Those are strong (curmudgeonly) words, but the present times do not call for tea and crumpets. Here is Bishop Whalon again, to close with his invocation of the specter of Bishop Pike:
The term "irreconcilable differences" is still floating among us, even though, as the Presiding Bishop pointed out, there is a real faithlessness about it. Nevertheless, the accumulation of decades of unmanaged conflict and point-counterpoint has brought us to the point of total rupture. . . .Let us, indeed, pray---now harder than ever. With the close of GAFCON, the future will be upon us, and Lambeth as currently planned will consist of fiddling while Rome burns. Rome went on for hundreds of years after the fire, and so, no doubt, will the Anglican Communion. At the bottom of the slope, however, waits the great Sea of Irrelevancy---to swallow up all that which, on its inexorable downward slide, so desperately seeks to be called "relevant."
It would take years of hard work and lots of good will to develop better conflict management in the House of Bishops and thus finally allow the shade of Bishop Pike to go home. Maybe we have made a little start. Schism must be avoided. It is nothing less than chopping up the Body of Christ, giving the lie to the Gospel we preach, disobeying Jesus' commandment that we love each other as he has loved us, and diminishing the Church far more severely than other ways to deal with conflict and even heresy.
If a schism happens, there will lots more ghosts at future meetings of the House of Bishops. Let us pray that the Spirit will convince us to take another path.

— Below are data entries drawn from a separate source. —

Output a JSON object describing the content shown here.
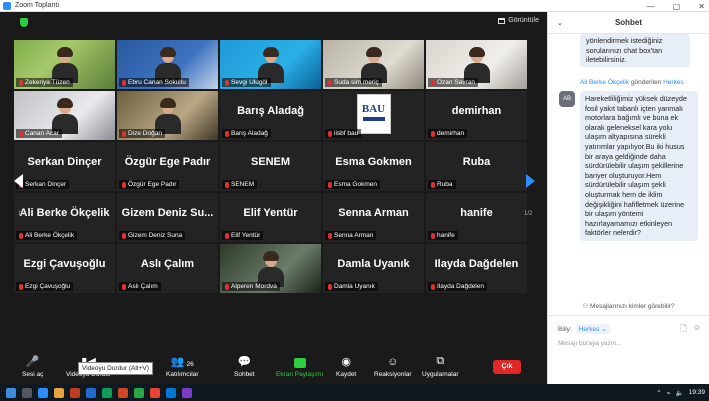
{
  "window": {
    "title": "Zoom Toplantı",
    "controls": [
      "—",
      "▢",
      "✕"
    ]
  },
  "view_button": {
    "label": "Görüntüle"
  },
  "pager": {
    "left": "1/2",
    "right": "1/2"
  },
  "tiles": [
    {
      "name": "Zekeriya Tüzen",
      "type": "video",
      "video_class": "v1"
    },
    {
      "name": "Ebru Canan Sokullu",
      "type": "video",
      "video_class": "v2"
    },
    {
      "name": "Sevgi Ulugöl",
      "type": "video",
      "video_class": "v3"
    },
    {
      "name": "Suda sim meriç",
      "type": "video",
      "video_class": "v4"
    },
    {
      "name": "Ozan Savran",
      "type": "video",
      "video_class": "v5"
    },
    {
      "name": "Canan Acar",
      "type": "video",
      "video_class": "v6"
    },
    {
      "name": "Dize Doğan",
      "type": "video",
      "video_class": "v7",
      "active": true
    },
    {
      "name": "Barış Aladağ",
      "big": "Barış Aladağ",
      "type": "name"
    },
    {
      "name": "iisbf bau",
      "type": "logo",
      "logo_text": "BAU"
    },
    {
      "name": "demirhan",
      "big": "demirhan",
      "type": "name"
    },
    {
      "name": "Serkan Dinçer",
      "big": "Serkan Dinçer",
      "type": "name"
    },
    {
      "name": "Özgür Ege Padır",
      "big": "Özgür Ege Padır",
      "type": "name"
    },
    {
      "name": "SENEM",
      "big": "SENEM",
      "type": "name"
    },
    {
      "name": "Esma Gokmen",
      "big": "Esma Gokmen",
      "type": "name"
    },
    {
      "name": "Ruba",
      "big": "Ruba",
      "type": "name"
    },
    {
      "name": "Ali Berke Ökçelik",
      "big": "Ali Berke Ökçelik",
      "type": "name"
    },
    {
      "name": "Gizem Deniz Suna",
      "big": "Gizem Deniz Su...",
      "type": "name"
    },
    {
      "name": "Elif Yentür",
      "big": "Elif Yentür",
      "type": "name"
    },
    {
      "name": "Senna Arman",
      "big": "Senna Arman",
      "type": "name"
    },
    {
      "name": "hanife",
      "big": "hanife",
      "type": "name"
    },
    {
      "name": "Ezgi Çavuşoğlu",
      "big": "Ezgi Çavuşoğlu",
      "type": "name"
    },
    {
      "name": "Aslı Çalım",
      "big": "Aslı Çalım",
      "type": "name"
    },
    {
      "name": "Alperen Mordva",
      "type": "video",
      "video_class": "v8"
    },
    {
      "name": "Damla Uyanık",
      "big": "Damla Uyanık",
      "type": "name"
    },
    {
      "name": "Ilayda Dağdelen",
      "big": "Ilayda Dağdelen",
      "type": "name"
    }
  ],
  "toolbar": {
    "audio": "Sesi aç",
    "video": "Videoyu Durdur",
    "participants": "Katılımcılar",
    "participants_count": "26",
    "chat": "Sohbet",
    "share": "Ekran Paylaşımı",
    "record": "Kaydet",
    "reactions": "Reaksiyonlar",
    "apps": "Uygulamalar",
    "leave": "Çık",
    "tooltip": "Videoyu Durdur (Alt+V)"
  },
  "chat": {
    "title": "Sohbet",
    "prev_message": "yönlendirmek istediğiniz sorularınızı chat box'tan iletebilirsiniz.",
    "sender_name": "Ali Berke Ökçelik",
    "sender_mid": "gönderilen",
    "sender_to": "Herkes",
    "avatar_initials": "AB",
    "message": "Hareketliliğimiz yüksek düzeyde fosil yakıt tabanlı içten yanmalı motorlara bağımlı ve buna ek olarak geleneksel kara yolu ulaşım altyapısına sürekli yatırımlar yapılıyor.Bu iki husus bir araya geldiğinde daha sürdürülebilir ulaşım şekillerine bariyer oluşturuyor.Hem sürdürülebilir ulaşım şekli oluşturmak hem de iklim değişikliğini hafifletmek üzerine bir ulaşım yöntemi hazırlayamamızı etkinleyen faktörler nelerdir?",
    "who_can_see": "Mesajlarınızı kimler görebilir?",
    "to_label": "Biliy:",
    "to_value": "Herkes",
    "input_placeholder": "Mesajı buraya yazın..."
  },
  "taskbar": {
    "time": "19:39"
  }
}
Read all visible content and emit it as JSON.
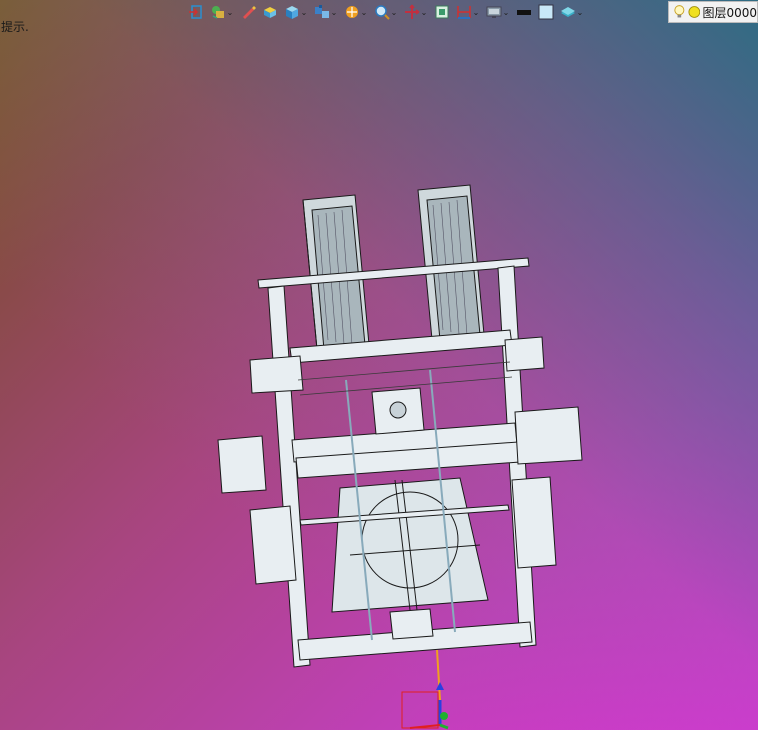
{
  "hint": "提示.",
  "toolbar": {
    "items": [
      {
        "icon": "exit-sketch-icon",
        "dropdown": false
      },
      {
        "icon": "render-style-icon",
        "dropdown": true
      },
      {
        "icon": "pencil-icon",
        "dropdown": false
      },
      {
        "icon": "box-primitive-icon",
        "dropdown": false
      },
      {
        "icon": "view-cube-icon",
        "dropdown": true
      },
      {
        "icon": "standard-views-icon",
        "dropdown": true
      },
      {
        "icon": "section-view-icon",
        "dropdown": true
      },
      {
        "icon": "zoom-icon",
        "dropdown": true
      },
      {
        "icon": "pan-icon",
        "dropdown": true
      },
      {
        "icon": "fit-view-icon",
        "dropdown": false
      },
      {
        "icon": "dimension-icon",
        "dropdown": true
      },
      {
        "icon": "display-settings-icon",
        "dropdown": true
      },
      {
        "icon": "color-black-icon",
        "dropdown": false
      },
      {
        "icon": "color-lightblue-icon",
        "dropdown": false
      },
      {
        "icon": "layer-fill-icon",
        "dropdown": true
      }
    ]
  },
  "layer": {
    "label": "图层0000",
    "icons": [
      "lightbulb-icon",
      "layer-color-icon"
    ]
  },
  "colors": {
    "accent_cyan": "#3bc4d8",
    "model_line": "#1a1a1a",
    "model_fill": "#e8eef2"
  }
}
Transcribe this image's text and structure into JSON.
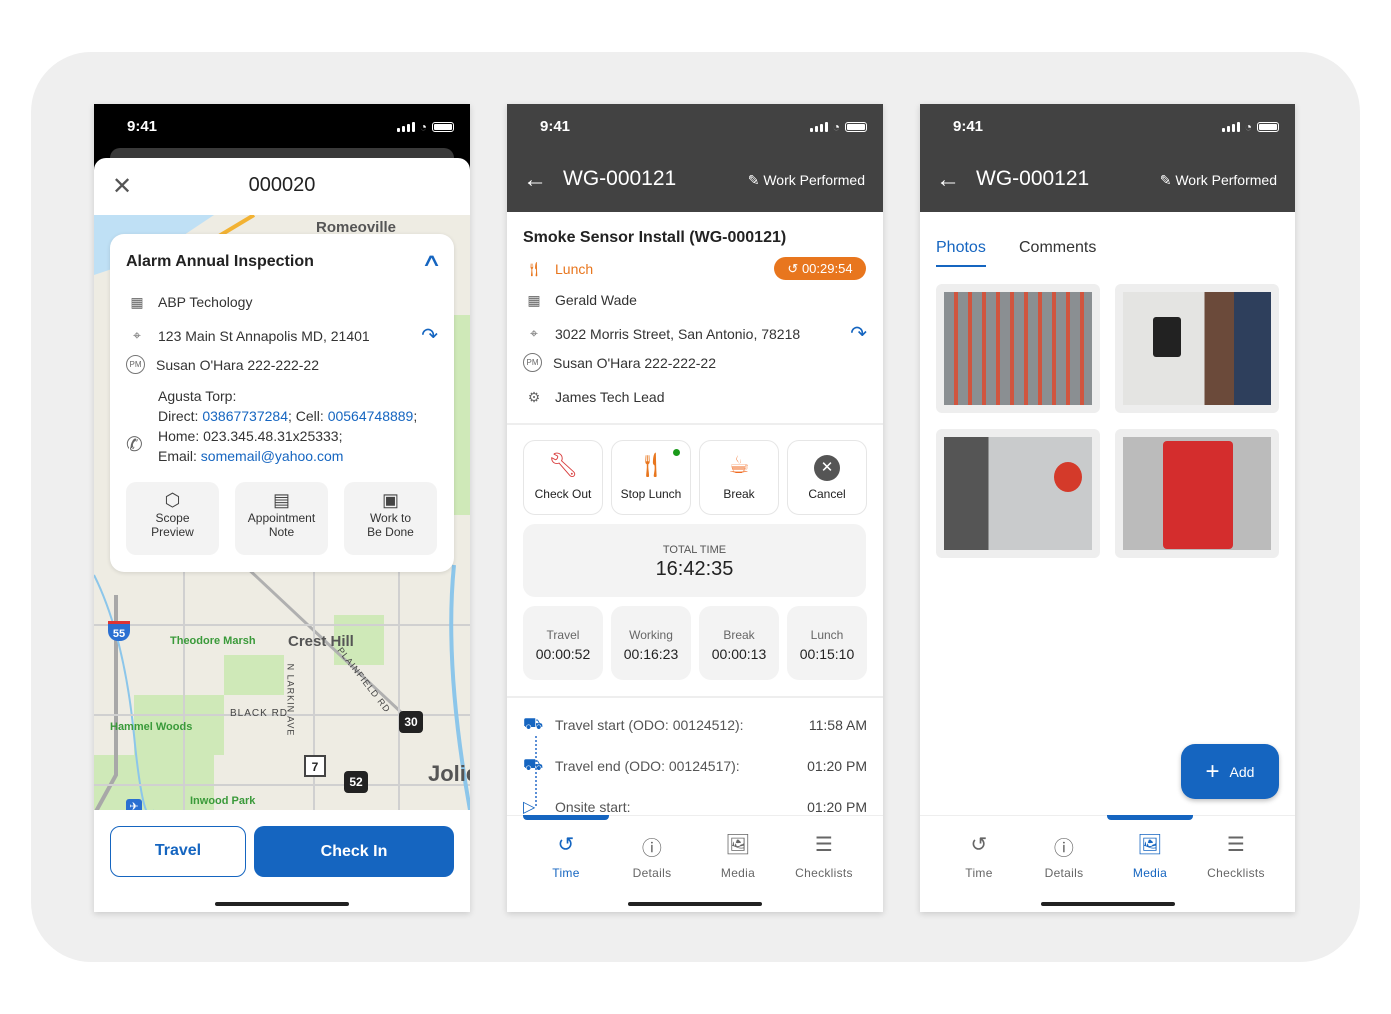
{
  "status_time": "9:41",
  "phone1": {
    "title": "000020",
    "map_labels": {
      "romeoville": "Romeoville",
      "crest_hill": "Crest Hill",
      "theodore_marsh": "Theodore Marsh",
      "hammel_woods": "Hammel Woods",
      "inwood_park": "Inwood Park",
      "black_rd": "BLACK RD",
      "larkin": "N LARKIN AVE",
      "plainfield": "PLAINFIELD RD",
      "joliet": "Jolie",
      "i55": "55",
      "us30": "30",
      "il7": "7",
      "us52": "52"
    },
    "card": {
      "title": "Alarm Annual Inspection",
      "company": "ABP Techology",
      "address": "123 Main St Annapolis MD, 21401",
      "pm": "Susan O'Hara 222-222-22",
      "contact": {
        "name": "Agusta Torp:",
        "direct_label": "Direct: ",
        "direct": "03867737284",
        "cell_label": "; Cell: ",
        "cell": "00564748889",
        "home": "Home: 023.345.48.31x25333;",
        "email_label": "Email: ",
        "email": "somemail@yahoo.com"
      },
      "actions": [
        {
          "l1": "Scope",
          "l2": "Preview",
          "icon": "layers-icon"
        },
        {
          "l1": "Appointment",
          "l2": "Note",
          "icon": "calendar-note-icon"
        },
        {
          "l1": "Work to",
          "l2": "Be Done",
          "icon": "toolbox-icon"
        }
      ]
    },
    "travel": "Travel",
    "check_in": "Check In"
  },
  "wo": {
    "number": "WG-000121",
    "work_performed": "Work Performed"
  },
  "phone2": {
    "title": "Smoke Sensor Install (WG-000121)",
    "status": "Lunch",
    "timer": "00:29:54",
    "tech": "Gerald  Wade",
    "address": "3022 Morris Street, San Antonio, 78218",
    "pm": "Susan O'Hara 222-222-22",
    "lead": "James Tech Lead",
    "actions": [
      "Check Out",
      "Stop Lunch",
      "Break",
      "Cancel"
    ],
    "total_label": "TOTAL TIME",
    "total": "16:42:35",
    "stats": [
      {
        "l": "Travel",
        "v": "00:00:52"
      },
      {
        "l": "Working",
        "v": "00:16:23"
      },
      {
        "l": "Break",
        "v": "00:00:13"
      },
      {
        "l": "Lunch",
        "v": "00:15:10"
      }
    ],
    "timeline": [
      {
        "l": "Travel start (ODO: 00124512):",
        "t": "11:58 AM"
      },
      {
        "l": "Travel end (ODO: 00124517):",
        "t": "01:20 PM"
      },
      {
        "l": "Onsite start:",
        "t": "01:20 PM"
      }
    ]
  },
  "phone3": {
    "tabs": [
      "Photos",
      "Comments"
    ],
    "add": "Add"
  },
  "tabs": [
    "Time",
    "Details",
    "Media",
    "Checklists"
  ],
  "colors": {
    "primary": "#1565c0",
    "orange": "#e8761e",
    "header": "#424242"
  }
}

Or, to change the metaphor to go with Bishop Whalon's theme, what awaits The Episcopal Church on its current course, led on by the ghost of Bishop Pike, is years of wandering lost in the desert, to perish ultimately for want of spiritual nourishment in some figurative cave by the Dead Sea.